Ontario’s energy regulator wants to know whether you’d like to see changes in the rules governing energy retailers.
But give yourself a little time if you want to state your views.
The Ontario Energy Board has developed a 14-page “workbook” for consumers to fill in if they want to be heard.
The workbook will remain accessible on the energy board website until Nov. 11.
The Energy Consumer Protection Act, which came into effect in 2011, was passed to curb aggressive energy retailers selling long-term, fixed-price contracts for natural gas and electricity.
Abuses were commonplace. Some salespeople misled customers to think they were still dealing with their local utility companies. Others gave consumers poor information about energy prices and the terms of the contracts they were signing.
Some simply signed up customers without their consent by forging signatures.
The new rules were designed to curb the abuses, requiring energy retailers to give customers price comparison information and to make follow-up calls to verify that customers had agreed to the contracts reported by the sales staff.
Complaints have dropped, though they have not vanished, since the act came into force.
The energy board says it received 6,616 complaints about retailers and marketers in 2010-2011; that number dropped to 2,275 in 2013-2014. It’s now reviewing whether rules need changing.
About 10 per cent of residential and small-business natural gas customers currently have contracts with retailers. For electricity, that figure is 6 per cent.
The energy board’s Karim Karsan said in an interview that door-to-door contract sellers still generate the most complaints about retail contracts.
In addition to the workbook, the energy board will gather consumer views through telephone surveys and focus groups, Karsan said.
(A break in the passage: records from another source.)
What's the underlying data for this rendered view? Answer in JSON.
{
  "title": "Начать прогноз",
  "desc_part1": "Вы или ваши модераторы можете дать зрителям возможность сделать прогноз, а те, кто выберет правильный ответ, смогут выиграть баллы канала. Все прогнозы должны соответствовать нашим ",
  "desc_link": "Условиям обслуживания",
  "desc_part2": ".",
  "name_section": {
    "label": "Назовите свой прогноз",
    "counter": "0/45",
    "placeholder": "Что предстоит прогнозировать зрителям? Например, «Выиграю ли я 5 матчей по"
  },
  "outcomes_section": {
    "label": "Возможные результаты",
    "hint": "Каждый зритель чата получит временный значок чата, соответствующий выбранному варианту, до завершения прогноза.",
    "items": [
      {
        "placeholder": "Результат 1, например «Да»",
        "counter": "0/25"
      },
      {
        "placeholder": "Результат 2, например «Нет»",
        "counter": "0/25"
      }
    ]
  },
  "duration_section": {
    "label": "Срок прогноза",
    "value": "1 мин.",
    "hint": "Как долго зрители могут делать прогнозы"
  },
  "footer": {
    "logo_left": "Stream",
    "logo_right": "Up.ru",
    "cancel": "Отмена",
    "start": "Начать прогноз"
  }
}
It will also review the complaint data gathered over the years.
The energy board will report to the minister of energy on any recommended rule changes by the end of the year.